More tablets than personal computers (PCs) will be shipped in the last quarter of this year, according to forecasts from research firm IDC. By 2015, tablets will overtake full-year PCs shipments by a smidge, and by 2017, they will outsell their clunkier counterparts by five to four.
This was inevitable. Tablets already outsell laptops in the US and China; that is set to go global this year. Tablets also drive more web traffic than mobile phones, of which there are many, many more. The reason tablets are so popular is that they finally give consumers the choice of not owning a full-featured computer.
Think about this way: The music industry long relied on the format of an album to pad out the few good songs with some filler tunes, which could then be sold at a decent price. Since singles tended to be priced at a premium relative to an album, buyers paid a few dollars more for the whole set instead. Then iTunes came along and destroyed that model by selling every song at 99 cents. No more premium, no more bundling.
The same thing is happening to computing. Most people do not need full-service computers to accomplish their day-to-day tasks. Reading, emails, entertainment, and communication can all be easily carried out without a keyboard or mouse. A desktop is useful in an office environment, and a laptop is great for work on the move. But for everything else, a tablet will suffice. If you need a keyboard, you can buy one at a marginal cost. Ditto a mouse. It’s still cheaper than buying a full-fledged computer. As with budget airlines, there is no need to pay for accoutrements you don’t need.
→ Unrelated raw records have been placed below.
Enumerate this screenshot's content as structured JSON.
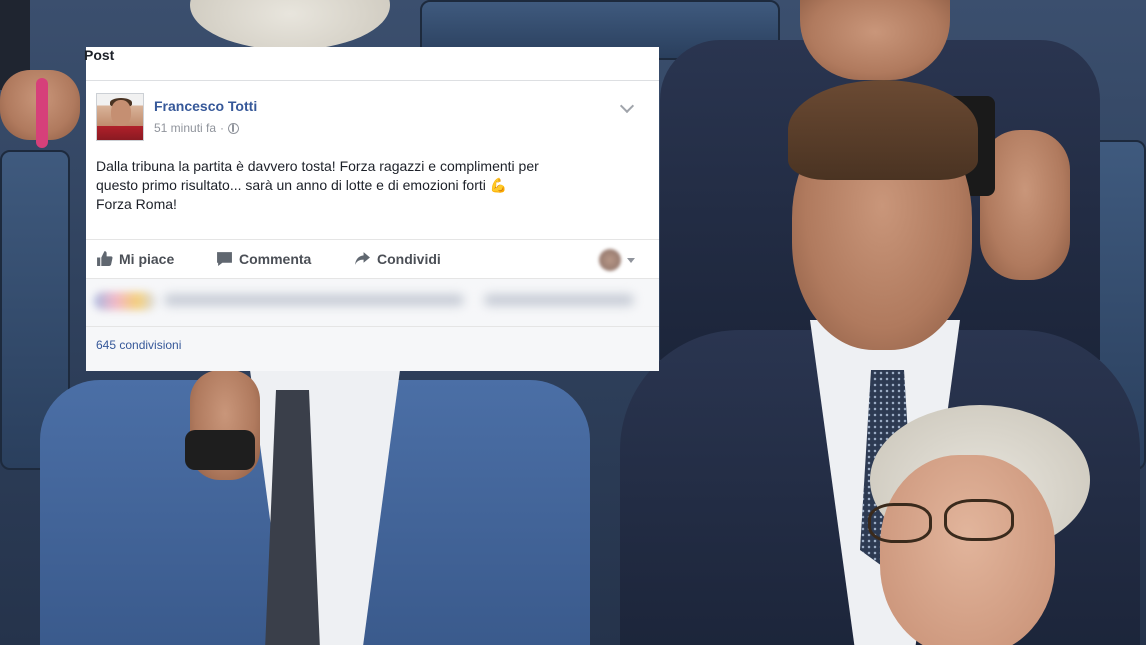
{
  "card": {
    "title": "Post",
    "author": "Francesco Totti",
    "timestamp": "51 minuti fa",
    "privacy_icon": "globe-icon",
    "post_text": "Dalla tribuna la partita è davvero tosta! Forza ragazzi e complimenti per\nquesto primo risultato... sarà un anno di lotte e di emozioni forti",
    "emoji": "💪",
    "post_text_end": "Forza Roma!",
    "actions": {
      "like_label": "Mi piace",
      "comment_label": "Commenta",
      "share_label": "Condividi"
    },
    "shares_count": "645 condivisioni"
  },
  "colors": {
    "link_blue": "#365899",
    "text": "#1d2129",
    "meta_gray": "#90949c"
  }
}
Indeed, just as budget airlines spawned new add-ons that would never have existed on full-service airlines (priority boarding, for example), the tablet (and the smartphone) are spawning a new generation of peripherals that depend on it to serve as a hub for their existence. Witness the smartwatch, eyeglasses, TV controllers, and camera lenses. Little surprise, then, that PCs are becoming a niche market. It was past time.